__DATASET CONTENT__.
________

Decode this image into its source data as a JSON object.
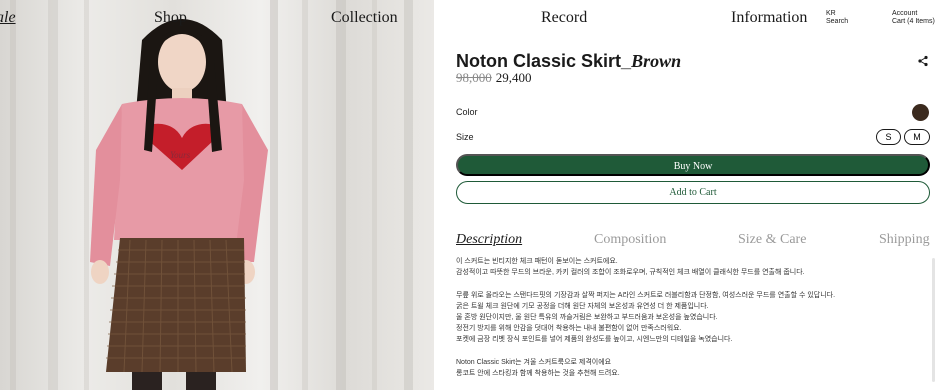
{
  "nav": {
    "sale": "ale",
    "shop": "Shop",
    "collection": "Collection",
    "record": "Record",
    "information": "Information",
    "kr": "KR",
    "search": "Search",
    "account": "Account",
    "cart": "Cart (4 Items)"
  },
  "product": {
    "title": "Noton Classic Skirt_",
    "title_italic": "Brown",
    "price_original": "98,000",
    "price_sale": "29,400",
    "color_label": "Color",
    "color_swatch": "#3b2a1e",
    "size_label": "Size",
    "sizes": [
      "S",
      "M"
    ],
    "buy_now": "Buy Now",
    "add_to_cart": "Add to Cart"
  },
  "tabs": [
    "Description",
    "Composition",
    "Size & Care",
    "Shipping"
  ],
  "description": [
    "이 스커트는 빈티지한 체크 패턴이 돋보이는 스커트에요.",
    "감성적이고 따뜻한 무드의 브라운, 카키 컬러의 조합이 조화로우며, 규칙적인 체크 배열이 클래식한 무드를 연출해 줍니다.",
    "",
    "무릎 위로 올라오는 스탠다드핏의 기장감과 살짝 퍼지는 A라인 스커트로 러블리함과 단정함, 여성스러운 무드를 연출할 수 있답니다.",
    "굵은 트윌 체크 원단에 기모 공정을 더해 원단 자체의 보온성과 유연성 더 한 제품입니다.",
    "울 혼방 원단이지만, 울 원단 특유의 까슬거림은 보완하고 부드러움과 보온성을 높였습니다.",
    "정전기 방지를 위해 안감을 덧대어 착용하는 내내 불편함이 없어 만족스러워요.",
    "포켓에 금장 리벳 장식 포인트를 넣어 제품의 완성도를 높이고, 시엔느만의 디테일을 녹였습니다.",
    "",
    "Noton Classic Skirt는 겨울 스커트룩으로 제격이에요",
    "롱코트 안에 스타킹과 함께 착용하는 것을 추천해 드려요."
  ],
  "photo": {
    "sweater_text": "Yours"
  },
  "colors": {
    "accent": "#1f5a38",
    "swatch": "#3b2a1e",
    "sweater": "#e79aa6",
    "heart": "#c41e2a",
    "skirt": "#5a3d2b"
  }
}
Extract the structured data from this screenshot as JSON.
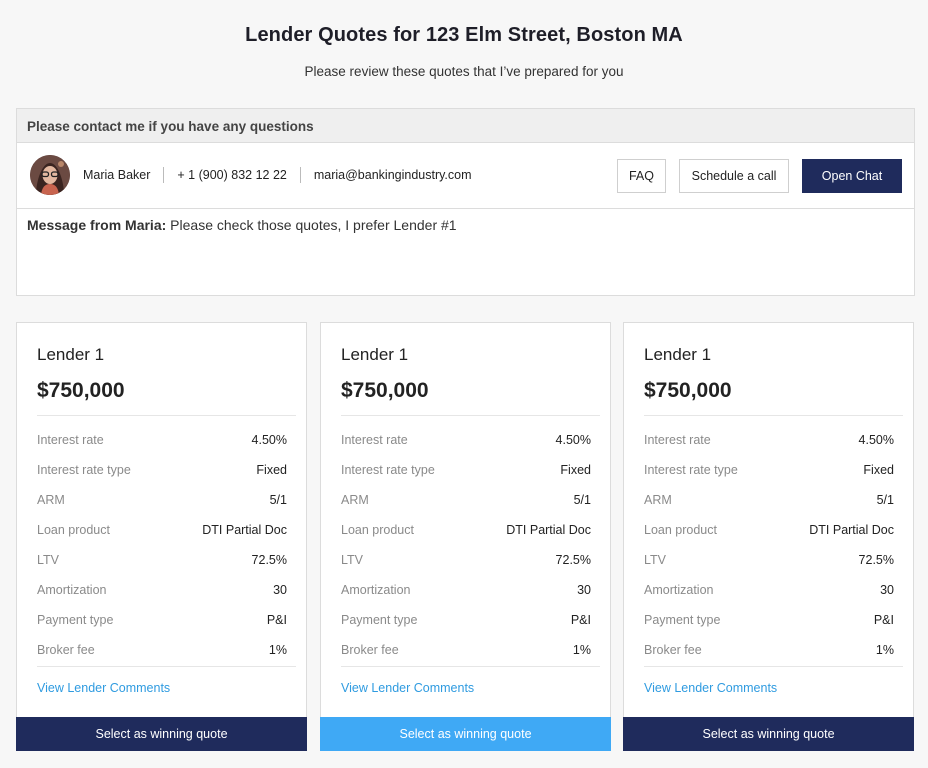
{
  "header": {
    "title": "Lender Quotes for 123 Elm Street, Boston MA",
    "subtitle": "Please review these quotes that I’ve prepared for you"
  },
  "contact": {
    "heading": "Please contact me if you have any questions",
    "name": "Maria Baker",
    "phone": "+ 1 (900) 832 12 22",
    "email": "maria@bankingindustry.com",
    "faq_label": "FAQ",
    "schedule_label": "Schedule a call",
    "chat_label": "Open Chat",
    "message_prefix": "Message from Maria:",
    "message_text": " Please check those quotes, I prefer Lender #1"
  },
  "quotes": [
    {
      "lender": "Lender 1",
      "amount": "$750,000",
      "rows": [
        {
          "label": "Interest rate",
          "value": "4.50%"
        },
        {
          "label": "Interest rate type",
          "value": "Fixed"
        },
        {
          "label": "ARM",
          "value": "5/1"
        },
        {
          "label": "Loan product",
          "value": "DTI Partial Doc"
        },
        {
          "label": "LTV",
          "value": "72.5%"
        },
        {
          "label": "Amortization",
          "value": "30"
        },
        {
          "label": "Payment type",
          "value": "P&I"
        },
        {
          "label": "Broker fee",
          "value": "1%"
        }
      ],
      "comments_link": "View Lender Comments",
      "select_label": "Select as winning quote"
    },
    {
      "lender": "Lender 1",
      "amount": "$750,000",
      "rows": [
        {
          "label": "Interest rate",
          "value": "4.50%"
        },
        {
          "label": "Interest rate type",
          "value": "Fixed"
        },
        {
          "label": "ARM",
          "value": "5/1"
        },
        {
          "label": "Loan product",
          "value": "DTI Partial Doc"
        },
        {
          "label": "LTV",
          "value": "72.5%"
        },
        {
          "label": "Amortization",
          "value": "30"
        },
        {
          "label": "Payment type",
          "value": "P&I"
        },
        {
          "label": "Broker fee",
          "value": "1%"
        }
      ],
      "comments_link": "View Lender Comments",
      "select_label": "Select as winning quote"
    },
    {
      "lender": "Lender 1",
      "amount": "$750,000",
      "rows": [
        {
          "label": "Interest rate",
          "value": "4.50%"
        },
        {
          "label": "Interest rate type",
          "value": "Fixed"
        },
        {
          "label": "ARM",
          "value": "5/1"
        },
        {
          "label": "Loan product",
          "value": "DTI Partial Doc"
        },
        {
          "label": "LTV",
          "value": "72.5%"
        },
        {
          "label": "Amortization",
          "value": "30"
        },
        {
          "label": "Payment type",
          "value": "P&I"
        },
        {
          "label": "Broker fee",
          "value": "1%"
        }
      ],
      "comments_link": "View Lender Comments",
      "select_label": "Select as winning quote"
    }
  ],
  "colors": {
    "primary": "#1f2b5c",
    "accent": "#3fa9f5",
    "link": "#2f9be0"
  }
}
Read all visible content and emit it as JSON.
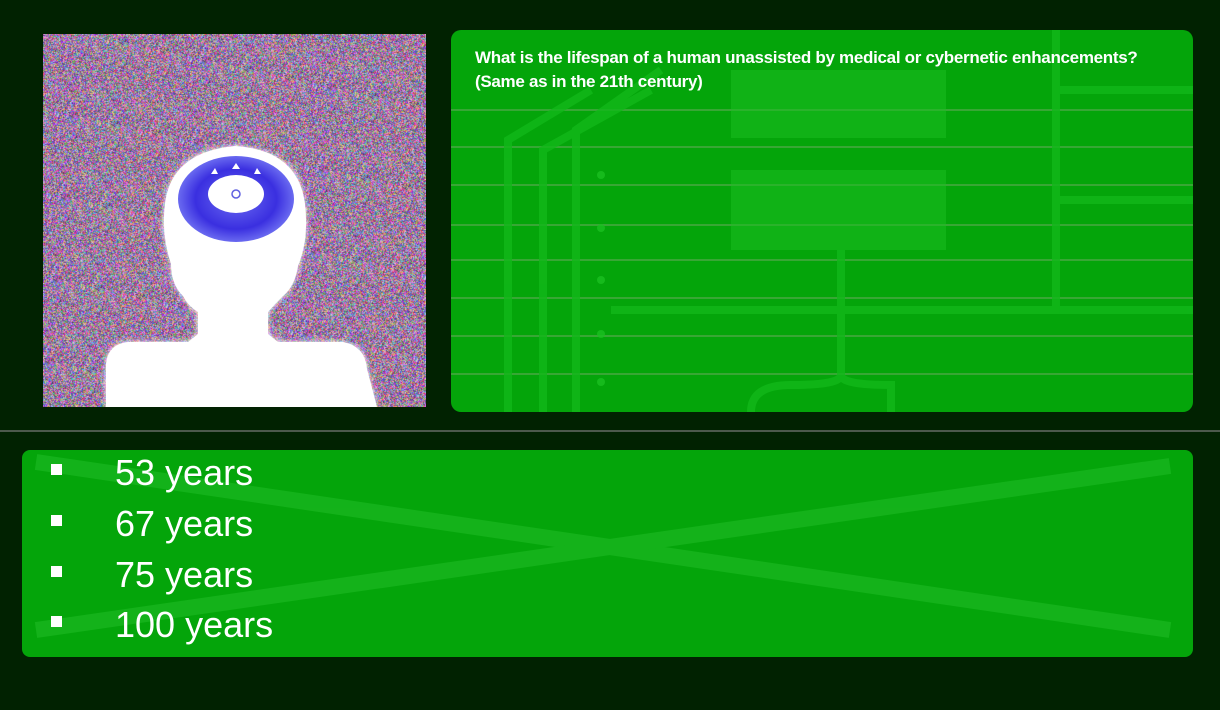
{
  "question": {
    "line1": "What is the lifespan of a human unassisted by medical or cybernetic enhancements?",
    "line2": "(Same as in the 21th century)"
  },
  "answers": [
    {
      "label": "53 years"
    },
    {
      "label": "67 years"
    },
    {
      "label": "75 years"
    },
    {
      "label": "100 years"
    }
  ],
  "colors": {
    "background": "#012201",
    "panel": "#04a50a",
    "text": "#ffffff",
    "eye_ring": "#3a2fe0"
  },
  "portrait": {
    "icon": "hologram-head-with-eye-icon"
  }
}
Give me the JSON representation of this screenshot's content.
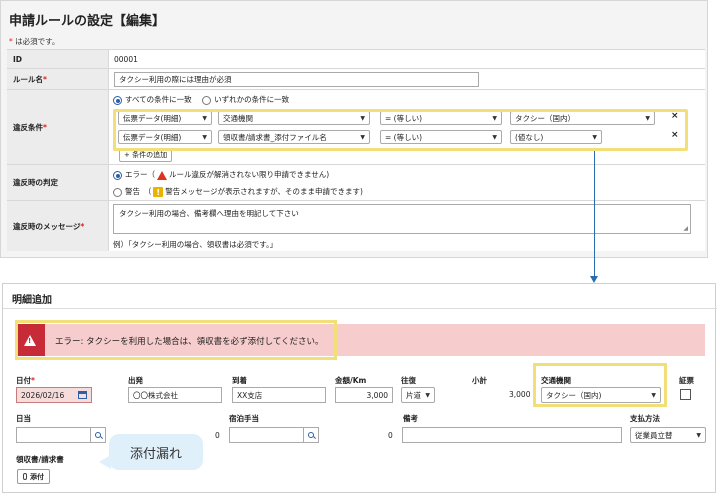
{
  "rule_settings": {
    "title": "申請ルールの設定【編集】",
    "required_star": "*",
    "required_note": "は必須です。",
    "fields": {
      "id": {
        "label": "ID",
        "value": "00001"
      },
      "rule_name": {
        "label": "ルール名",
        "star": "*",
        "value": "タクシー利用の際には理由が必須"
      },
      "violation_conditions": {
        "label": "違反条件",
        "star": "*",
        "match_all": "すべての条件に一致",
        "match_any": "いずれかの条件に一致",
        "rows": [
          {
            "field": "伝票データ(明細)",
            "item": "交通機関",
            "op": "= (等しい)",
            "value": "タクシー（国内）",
            "remove": "×"
          },
          {
            "field": "伝票データ(明細)",
            "item": "領収書/請求書_添付ファイル名",
            "op": "= (等しい)",
            "value": "(値なし)",
            "remove": "×"
          }
        ],
        "add_condition": "+ 条件の追加"
      },
      "judgment": {
        "label": "違反時の判定",
        "error_option": "エラー（",
        "error_desc": "ルール違反が解消されない限り申請できません)",
        "warning_option": "警告　（",
        "warning_mark": "!",
        "warning_desc": "警告メッセージが表示されますが、そのまま申請できます)"
      },
      "message": {
        "label": "違反時のメッセージ",
        "star": "*",
        "value": "タクシー利用の場合、備考欄へ理由を明記して下さい",
        "example": "例）「タクシー利用の場合、領収書は必須です。」"
      }
    }
  },
  "line_item": {
    "title": "明細追加",
    "error_message": "エラー: タクシーを利用した場合は、領収書を必ず添付してください。",
    "labels": {
      "date": "日付",
      "date_star": "*",
      "departure": "出発",
      "arrival": "到着",
      "amount": "金額/Km",
      "round_trip": "往復",
      "subtotal": "小計",
      "transport": "交通機関",
      "evidence": "証票",
      "daily_allowance": "日当",
      "lodging_allowance": "宿泊手当",
      "remarks": "備考",
      "payment_method": "支払方法",
      "receipt": "領収書/請求書"
    },
    "values": {
      "date": "2026/02/16",
      "departure": "〇〇株式会社",
      "arrival": "XX支店",
      "amount": "3,000",
      "round_trip": "片道",
      "subtotal": "3,000",
      "transport": "タクシー（国内)",
      "daily_allowance_amount": "0",
      "lodging_allowance_amount": "0",
      "payment_method": "従業員立替"
    },
    "attach_button": "添付",
    "callout": "添付漏れ"
  },
  "colors": {
    "highlight": "#f3df7a",
    "error_bg": "#f6cccc",
    "error_icon": "#c62b37",
    "connector": "#2b6cb0"
  }
}
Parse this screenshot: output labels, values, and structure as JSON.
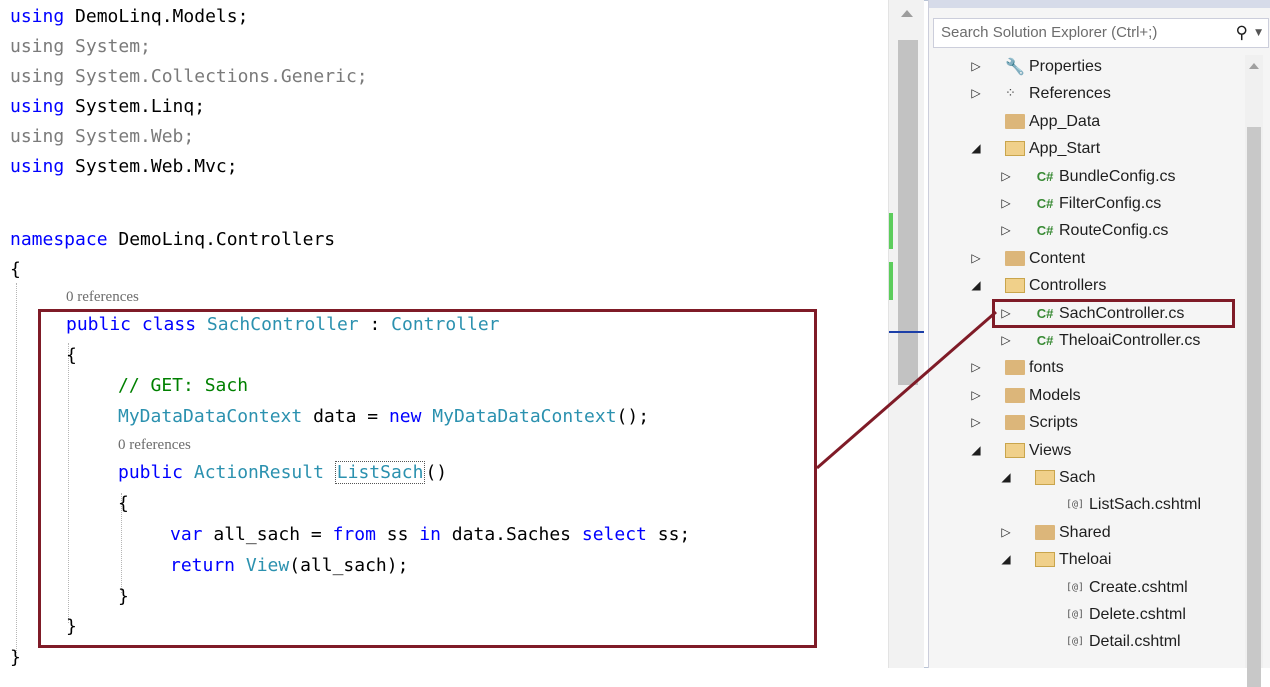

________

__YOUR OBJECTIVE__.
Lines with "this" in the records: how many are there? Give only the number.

__COMPLETED EXERCISE__.
4